Haritaki is a very powerful cleanser
It is known that there is a direct link between the the health of our gastro-intestinal tract and our brain health. Research has shown that diseases such as dementia, Parkinson’s Alzheimer’s can be identified as beginning in the digestive tract and then spreading to the brain over a period of up to 10 years. The research on this is added at the end of this article
If the gut can weaken the brain, it is also likely to strengthen the brain.
This is where the clairvoyant observations of Paramahamsa Nithyananda come in. He says that he sees the effects of Haritaki on the brain. He witnesses the brain becoming clearer as the grooves of negativity in the brain are removed by the Haritaki. He says that the test is to take an IQ test one day before you begin to take haritaki, then take haritaki in the evening before bed, and take the IQ test the morning of the second day.He says that you will see an increase in results between the two tests.
How does Haritaki work on the Brain?
Haritaki contains antibacterial agents that clean the gut of harmful bacteria. Researchers point out that for every hour the human waste stays in the gut the bacteria multiply by many millions. Many of these bacteria are harmful and have been connected with diseases such as Parkinson’s and Alzheimer’s diseases. Researchers have found that the bacteria penetrate the intestinal walls, and create cuts. These cuts are similar to the lesions that appear in the brain as part of the onset of these diseases. Very interestingly, these cuts in the intestinal walls are showing up up to 20 years in advance of the cuts appearing in the brain. The conclusion is that the disease spreads through the central nervous system to the brain. Tests for early onset of Parkinson’s are now being conducted by looking into the intestines for signs of these cuts.
This article is from Wikipedia: Source https://en.wikipedia.org/wiki/Gut_flora
Gut-brain axisMain article: Gut-brain axis
The gut–brain axis is the biochemical signaling that takes place between the gastrointestinal tract and the central nervous system. That term has been expanded to include the role of the gut flora in the interplay; the term “microbiome-gut-brain axis” is sometimes used to describe paradigms explicitly including the gut flora.
Broadly defined, the gut-brain axis includes the central nervous system, neuroendocrine and neuroimmune systems including the hypothalamic–pituitary–adrenal axis (HPA axis), sympathetic and parasympathetic arms of the autonomic nervous system including the enteric nervous system, the vagus nerve, and the gut microbiota.
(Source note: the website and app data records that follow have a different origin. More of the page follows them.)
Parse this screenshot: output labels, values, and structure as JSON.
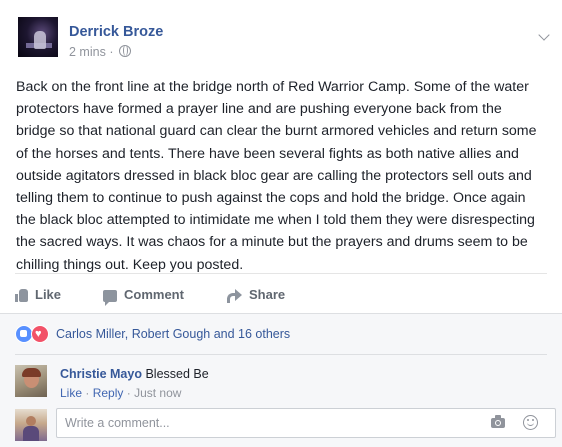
{
  "post": {
    "author": "Derrick Broze",
    "timestamp": "2 mins",
    "separator": "·",
    "privacy_icon": "globe-icon",
    "options_icon": "chevron-down-icon",
    "body": "Back on the front line at the bridge north of Red Warrior Camp. Some of the water protectors have formed a prayer line and are pushing everyone back from the bridge so that national guard can clear the burnt armored vehicles and return some of the horses and tents. There have been several fights as both native allies and outside agitators dressed in black bloc gear are calling the protectors sell outs and telling them to continue to push against the cops and hold the bridge. Once again the black bloc attempted to intimidate me when I told them they were disrespecting the sacred ways. It was chaos for a minute but the prayers and drums seem to be chilling things out. Keep you posted."
  },
  "actions": {
    "like": "Like",
    "comment": "Comment",
    "share": "Share"
  },
  "reactions": {
    "icons": [
      "like-reaction-icon",
      "love-reaction-icon"
    ],
    "summary": "Carlos Miller, Robert Gough and 16 others"
  },
  "comments": [
    {
      "author": "Christie Mayo",
      "text": "Blessed Be",
      "like_label": "Like",
      "reply_label": "Reply",
      "separator": "·",
      "time": "Just now"
    }
  ],
  "composer": {
    "placeholder": "Write a comment...",
    "icons": [
      "camera-icon",
      "smiley-icon"
    ]
  },
  "colors": {
    "link": "#365899",
    "text": "#1d2129",
    "muted": "#90949c",
    "like_blue": "#5890ff",
    "love_red": "#f25268"
  }
}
Interest in the field was sparked by a 2004 study showing that germ-free mice showed an exaggerated HPA axis response to stress compared to non-GF laboratory mice. As of January 2016, most of the work that has been done on the role of gut flora in the gut-brain axis had been conducted in animals, or characterizing the various neuroactive compounds that gut flora can produce, and studies with humans measuring differences between people with various psychiatric and neurological differences, or changes to gut flora in response to stress, or measuring effects of various probiotics (dubbed “psychobiotics in this context), had generally been small and could not be generalized; whether changes to gut flora are a result of disease, a cause of disease, or both in any number of possible feedback loops in the gut-brain axis, remained unclear.
A systematic review from 2016 examined the preclinical and small human trials that have been conducted with certain commercially available strains of probiotic bacteria and found that among those tested, Bifidobacterium and Lactobacillusgenera (B. longum, B. breve, B. infantis, L. helveticus, L. rhamnosus, L. plantarum, and L. casei), had the most potential to be useful for certain central nervous system disorders.
Here is the information on the connection between Parkinsons and the gastro-intestinal tract: Source here
New research indicates that Parkinson’s disease may begin in the gastrointestinal tract and spread through the vagus nerve to the brain.
“We have conducted a registry study of almost 15,000 patients who have had the vagus nerve in their stomach severed. Between approximately 1970-1995 this procedure was a very common method of ulcer treatment. If it really is correct that Parkinson’s starts in the gut and spreads through the vagus nerve, then these vagotomy patients should naturally be protected against developing Parkinson’s disease,” explains postdoc at Aarhus University Elisabeth Svensson on the hypothesis behind the study.
A hypothesis that turned out to be correct
“Our study shows that patients who have had the the entire vagus nerve severed were protected against Parkinson’s disease. Their risk was halved after 20 years. However, patients who had only had a small part of the vagus nerve severed where not protected. This also fits the hypothesis that the disease process is strongly dependent on a fully or partially intact vagus nerve to be able to reach and affect the brain,” she says.
This video of a Third Eye meditation I find very helpful:
You can order Haritaki here